Qatar pays a Jewish-owned PR firm to court American Jews, but a prominent rabbi warns Jews that Doha has blood on its hands. Times of Israel: “Qatar is paying $50,000 a month for outreach to the Jewish community to a prominent Jewish Republican operative at a time when the Persian Gulf nation is facing calls for isolation from other moderate Arabs and by conservatives in Washington, DC.” Response in the form of a page ad in the New York Times from Rabbi Shmuley Boteach: “If Qatar wants a PR makeover, stop funding terror … Until then, those involved in efforts to rehabilitate and legitimize Qatar will bring shame to themselves and ruin to countless more innocent lives. Meeting with Qatar condones murder.” The following day, Boteach followed up with an opinion piece in The Algemeiner. It documents Qatari spending on Hamas, notes the outsize role of Al-Jazeera in inciting killing of Jews, and reminds the Jewish peace camp that Shimon Peres called Qatar “the world’s largest funder of terror.”
ARAB RELATIONS WITH THE “OTHER”
Algeria rejects a Spanish ambassador and draws fire from Human Rights Watch over treatment of minorities. Madrid tried to send José Maria Ridao, a former ambassador to UNESCO, to represent Spain, but Algiers slammed him for his history of visits and lectures in Morocco. Meanwhile, an HRW communique calls the arrest of Mohamed Fali, president of Algeria’s Ahmadiyya community, “the latest example of a crackdown on the religious minority.” It notes that 266 Ahmadis among a community of 2,000 have faced bogus prosecution over the past 15 months.
Rocked by protests and newly sanctioned by the U.S. Government, Venezuelan president Maduro arrives in Algeria. The sanctions barred U.S. banks from the country and isolated the national oil company. Algerian FM says enhancing oil trade will be discussed.
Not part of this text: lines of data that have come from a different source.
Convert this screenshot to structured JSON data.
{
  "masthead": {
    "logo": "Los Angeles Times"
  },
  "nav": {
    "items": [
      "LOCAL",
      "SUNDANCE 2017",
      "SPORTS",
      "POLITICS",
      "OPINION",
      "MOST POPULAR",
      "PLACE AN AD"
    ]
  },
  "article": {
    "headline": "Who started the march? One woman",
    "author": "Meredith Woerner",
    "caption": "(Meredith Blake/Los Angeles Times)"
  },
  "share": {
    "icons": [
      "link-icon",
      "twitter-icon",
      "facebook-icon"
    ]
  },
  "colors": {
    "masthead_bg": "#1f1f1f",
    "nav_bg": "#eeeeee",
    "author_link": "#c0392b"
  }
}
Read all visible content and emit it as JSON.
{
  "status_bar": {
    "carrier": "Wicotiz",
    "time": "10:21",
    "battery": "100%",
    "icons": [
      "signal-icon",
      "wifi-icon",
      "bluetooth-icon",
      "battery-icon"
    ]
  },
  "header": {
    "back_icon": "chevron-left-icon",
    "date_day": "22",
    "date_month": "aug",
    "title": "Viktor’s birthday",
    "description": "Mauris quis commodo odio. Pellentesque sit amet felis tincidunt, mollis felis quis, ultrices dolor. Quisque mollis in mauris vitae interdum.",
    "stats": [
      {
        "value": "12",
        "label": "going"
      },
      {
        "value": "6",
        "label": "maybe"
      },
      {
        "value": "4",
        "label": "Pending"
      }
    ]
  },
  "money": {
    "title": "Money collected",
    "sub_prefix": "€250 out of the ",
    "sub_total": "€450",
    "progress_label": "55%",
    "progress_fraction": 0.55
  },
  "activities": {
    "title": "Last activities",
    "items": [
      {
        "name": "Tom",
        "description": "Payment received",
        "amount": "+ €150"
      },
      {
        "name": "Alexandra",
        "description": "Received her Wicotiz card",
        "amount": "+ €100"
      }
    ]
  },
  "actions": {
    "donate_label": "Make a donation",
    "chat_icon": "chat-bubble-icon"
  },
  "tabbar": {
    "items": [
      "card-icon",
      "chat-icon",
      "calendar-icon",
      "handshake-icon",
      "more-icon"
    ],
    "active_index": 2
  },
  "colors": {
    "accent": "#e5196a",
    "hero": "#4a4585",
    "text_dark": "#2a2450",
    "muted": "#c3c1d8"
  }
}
The trip should be understood in the context of the following recent statement by Maduro: “[Let’s] start selling oil, gas and all other products that Venezuela sells with new currencies, including the Chinese yuan, the Japanese yen, the Russian ruble, the Indian rupee among others.” Algeria may well throw him a lifeline. The following day, Moulay Hisham called his deportation from Tunisia evidence of a crisis in Tunisian democracy: [It was the] “result of an executive decision that bypassed any judicial control and parliamentary oversight,” according to a Tunisian dissidents’ blog.
The governments of Egypt and Israel are each pledging funds to the Jewish diaspora. Cairo, reports The Guardian, has pledged over $ 70 million to restore eight Egyptian Jewish monuments, including the 14th century Eliyahu Hanavi synagogue in Alexandria. The Israeli government, for its part, has pledged $ 1 million in relief aid to the Jewish community of Houston, Texas, to repair Jewish communal infrastructure damaged by Hurricane Harvey. Eliot Abrams observes in Newsweek, “It is logical to expect Israel to show, in ways such as this, that it is steadily becoming the largest and most important Jewish community in the world. Once upon a time, the center of world Jewish life was in Israel; then it moved to Europe; then to the United States; and now it is moving back to where it all began.”